Another exciting blog tour article for you today! This time it is gripping thriller She Chose Me by Tracey Emerson, which was only published a few days ago. Hot off the press, I wasn’t sure what to expect with this thriller, but was pleasantly surprised to find myself hooked only pages in.

Having lived abroad for many years, protagonist Grace comes back to London to deal with her Mum, who is now dying. She then starts receiving disturbing Mother’s Day cards, despite not having any children herself.

She Chose Me Blog Tour Banner

That’s when things start to get really eerie. Emerson paints a chilling portrait of a woman driven to the brink of insanity by someone clearly out to torment her, with silent phone calls causing flashbacks to a past that Grace thought she had managed to outrun.

With the truth closing in on her, Grace becomes a disturbed mess and readers get to see Emerson’s exceptional characterisation in action. The author paints a remarkably astute and accurate picture of a woman on the brink, all the while keeping her readers guessing and giving them teasing clues that lead them piece by piece to the final, nail-biting finale that leaves readers on the edge of their seats.

I’ll be honest here: generally speaking, these psychological thrillers where human nature and personal conflicts are at the centre is not really my bag. Give me a good serial killer any day. But She Chose Me really is in a league of its own. This novel has style and class in abundance, and Emerson drives the narrative forward at a startling pace, giving the reader no time to dwell in what may or may not have happened. There’s no time for boredom in this fast-paced thriller.

Written in the first person, the novel shifts between past and present, giving the reader an intriguing insight into both Grace’s current situation and the events that led to it. This alternating narrative is done well, and is not clumsy as some attempts often are.
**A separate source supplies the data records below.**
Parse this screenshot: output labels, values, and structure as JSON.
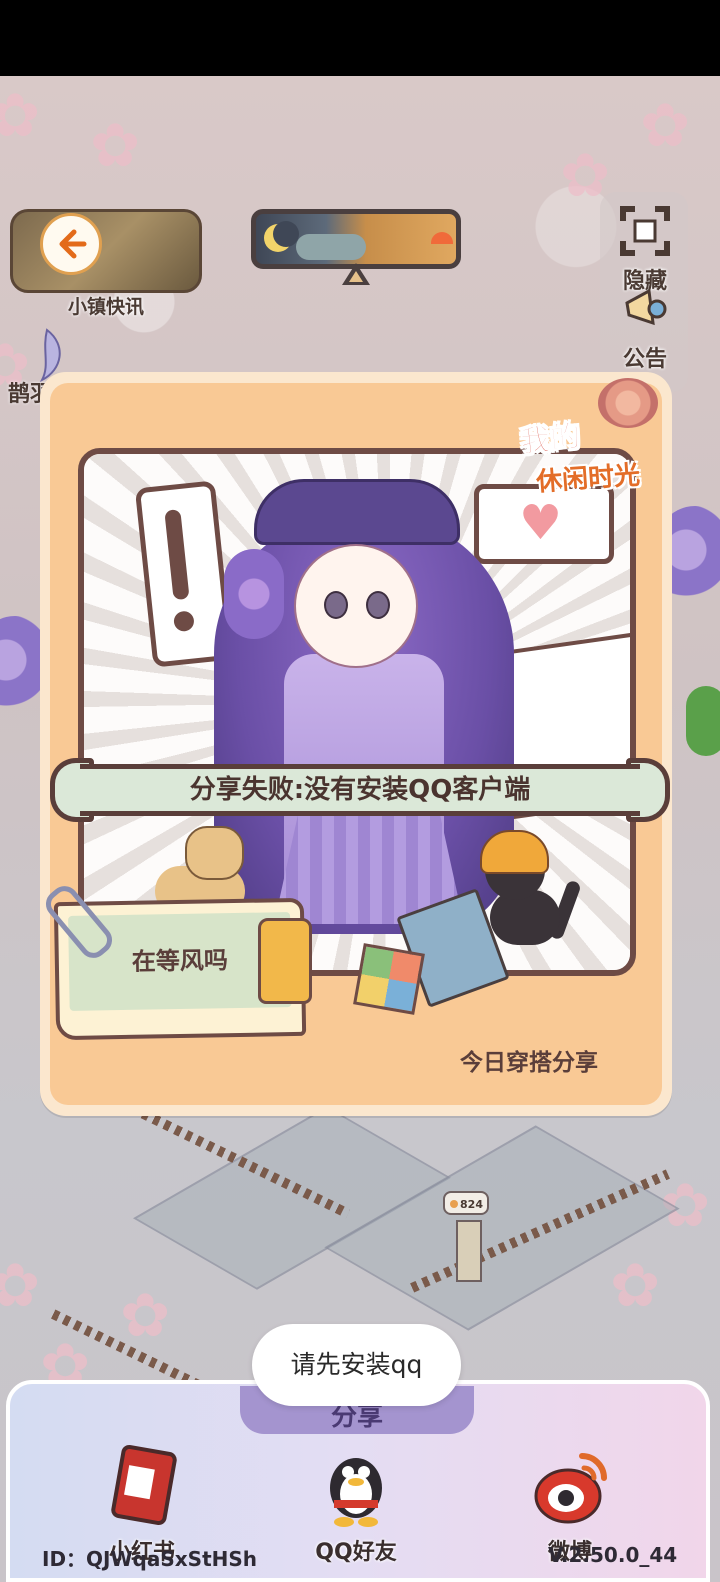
{
  "top_hud": {
    "news": {
      "label": "小镇快讯",
      "icon": "back-arrow-icon"
    },
    "weather": {
      "icon": "day-night-weather-icon"
    },
    "side_buttons": [
      {
        "label": "隐藏",
        "icon": "hide-frame-icon"
      },
      {
        "label": "公告",
        "icon": "announcement-megaphone-icon"
      }
    ],
    "left_partial_label": "鹊羽"
  },
  "share_card": {
    "logo_line1": "我的",
    "logo_line2": "休闲时光",
    "error_banner": "分享失败:没有安装QQ客户端",
    "note_text": "在等风吗",
    "footer_caption": "今日穿搭分享"
  },
  "world": {
    "counter_value": "824"
  },
  "toast": {
    "message": "请先安装qq"
  },
  "share_panel": {
    "title": "分享",
    "options": [
      {
        "label": "小红书",
        "icon": "xiaohongshu-book-icon"
      },
      {
        "label": "QQ好友",
        "icon": "qq-penguin-icon"
      },
      {
        "label": "微博",
        "icon": "weibo-eye-icon"
      }
    ],
    "user_id": "ID：QJWqaSxStHSh",
    "version": "V.2.50.0_44"
  },
  "colors": {
    "card_bg": "#f9c995",
    "banner_bg": "#dbe8d8",
    "border_brown": "#6e4b45",
    "panel_purple": "#a494cf"
  }
}
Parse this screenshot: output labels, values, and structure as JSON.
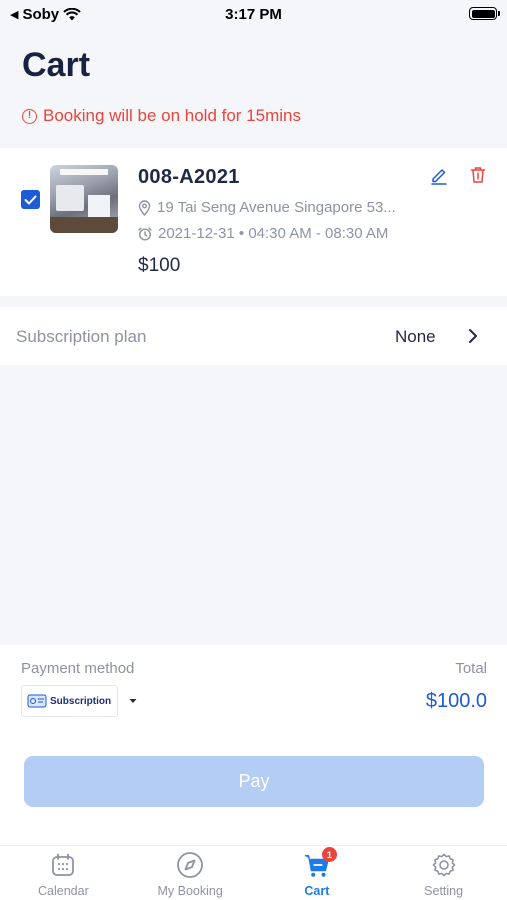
{
  "status_bar": {
    "back_app": "Soby",
    "time": "3:17 PM"
  },
  "page": {
    "title": "Cart",
    "hold_warning": "Booking will be on hold for 15mins"
  },
  "cart_item": {
    "checked": true,
    "name": "008-A2021",
    "address": "19 Tai Seng Avenue Singapore 53...",
    "datetime": "2021-12-31 • 04:30 AM - 08:30 AM",
    "price": "$100"
  },
  "subscription_plan": {
    "label": "Subscription plan",
    "value": "None"
  },
  "payment": {
    "method_label": "Payment method",
    "method_value": "Subscription",
    "total_label": "Total",
    "total_value": "$100.0",
    "pay_label": "Pay"
  },
  "tabs": [
    {
      "label": "Calendar",
      "icon": "calendar-icon",
      "active": false
    },
    {
      "label": "My Booking",
      "icon": "compass-icon",
      "active": false
    },
    {
      "label": "Cart",
      "icon": "cart-icon",
      "active": true,
      "badge": "1"
    },
    {
      "label": "Setting",
      "icon": "gear-icon",
      "active": false
    }
  ],
  "colors": {
    "accent": "#1e5bd6",
    "warning": "#e8453c",
    "pay_disabled": "#b4cdf5",
    "active_tab": "#1e7be8"
  }
}
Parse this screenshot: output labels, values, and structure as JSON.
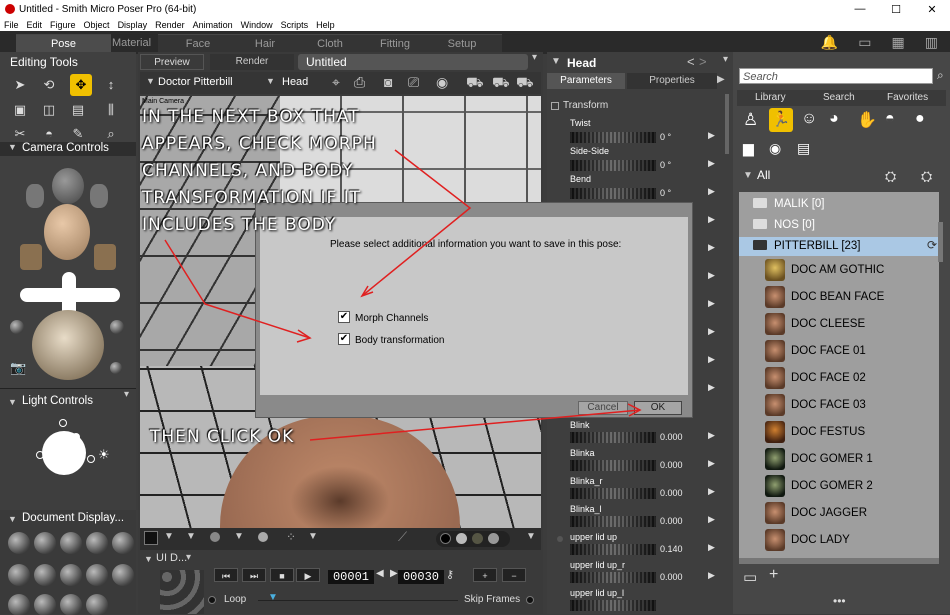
{
  "window": {
    "title": "Untitled - Smith Micro Poser Pro  (64-bit)",
    "min": "—",
    "max": "☐",
    "close": "✕"
  },
  "menu": [
    "File",
    "Edit",
    "Figure",
    "Object",
    "Display",
    "Render",
    "Animation",
    "Window",
    "Scripts",
    "Help"
  ],
  "rooms": [
    "Pose",
    "Material",
    "Face",
    "Hair",
    "Cloth",
    "Fitting",
    "Setup"
  ],
  "left": {
    "editing_tools": "Editing Tools",
    "camera_controls": "Camera Controls",
    "light_controls": "Light Controls",
    "document_display": "Document Display...",
    "ui_dots": "UI D..."
  },
  "viewport": {
    "tabs": [
      "Preview",
      "Render"
    ],
    "doc_title": "Untitled",
    "figure": "Doctor Pitterbill",
    "part": "Head",
    "camera": "Main Camera"
  },
  "timeline": {
    "frame": "00001",
    "total": "00030",
    "loop": "Loop",
    "skip": "Skip Frames"
  },
  "params": {
    "actor": "Head",
    "tabs": [
      "Parameters",
      "Properties"
    ],
    "group": "Transform",
    "rows": [
      {
        "label": "Twist",
        "value": "0 °"
      },
      {
        "label": "Side-Side",
        "value": "0 °"
      },
      {
        "label": "Bend",
        "value": "0 °"
      },
      {
        "label": "Blink",
        "value": "0.000"
      },
      {
        "label": "Blinka",
        "value": "0.000"
      },
      {
        "label": "Blinka_r",
        "value": "0.000"
      },
      {
        "label": "Blinka_l",
        "value": "0.000"
      },
      {
        "label": "upper lid up",
        "value": "0.140"
      },
      {
        "label": "upper lid up_r",
        "value": "0.000"
      },
      {
        "label": "upper lid up_l",
        "value": ""
      }
    ]
  },
  "library": {
    "search_placeholder": "Search",
    "tabs": [
      "Library",
      "Search",
      "Favorites"
    ],
    "root": "All",
    "folders": [
      {
        "name": "MALIK [0]"
      },
      {
        "name": "NOS [0]"
      },
      {
        "name": "PITTERBILL [23]"
      }
    ],
    "items": [
      "DOC AM GOTHIC",
      "DOC BEAN FACE",
      "DOC CLEESE",
      "DOC FACE 01",
      "DOC FACE 02",
      "DOC FACE 03",
      "DOC FESTUS",
      "DOC GOMER 1",
      "DOC GOMER 2",
      "DOC JAGGER",
      "DOC LADY"
    ]
  },
  "dialog": {
    "message": "Please select additional information you want to save in this pose:",
    "options": [
      {
        "label": "Morph Channels",
        "checked": true
      },
      {
        "label": "Body transformation",
        "checked": true
      }
    ],
    "cancel": "Cancel",
    "ok": "OK"
  },
  "annotations": {
    "line1": "IN THE NEXT BOX THAT",
    "line2": "APPEARS, CHECK MORPH",
    "line3": "CHANNELS, AND BODY",
    "line4": "TRANSFORMATION IF IT",
    "line5": "INCLUDES THE BODY",
    "click_ok": "THEN CLICK OK"
  },
  "colors": {
    "accent": "#f0c000",
    "selected_folder": "#aac8e4",
    "arrow": "#e02020"
  }
}
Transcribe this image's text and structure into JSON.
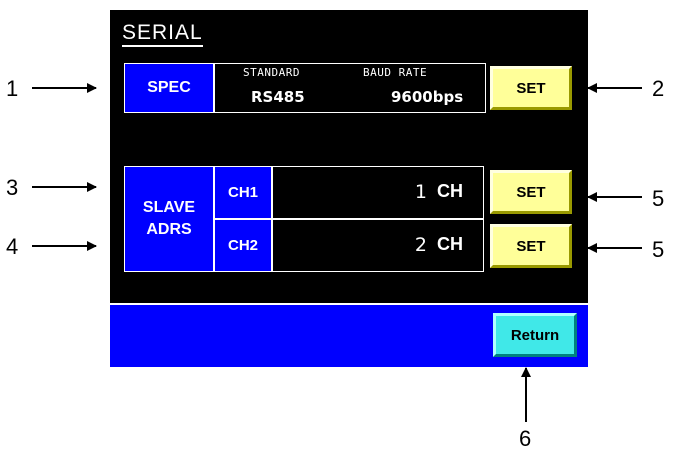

Overall I was pleasantly surprised by how much I enjoyed this tightly wound thriller, and I will be looking out for more of Emerson’s writing in the future- and I would suggest you do the same.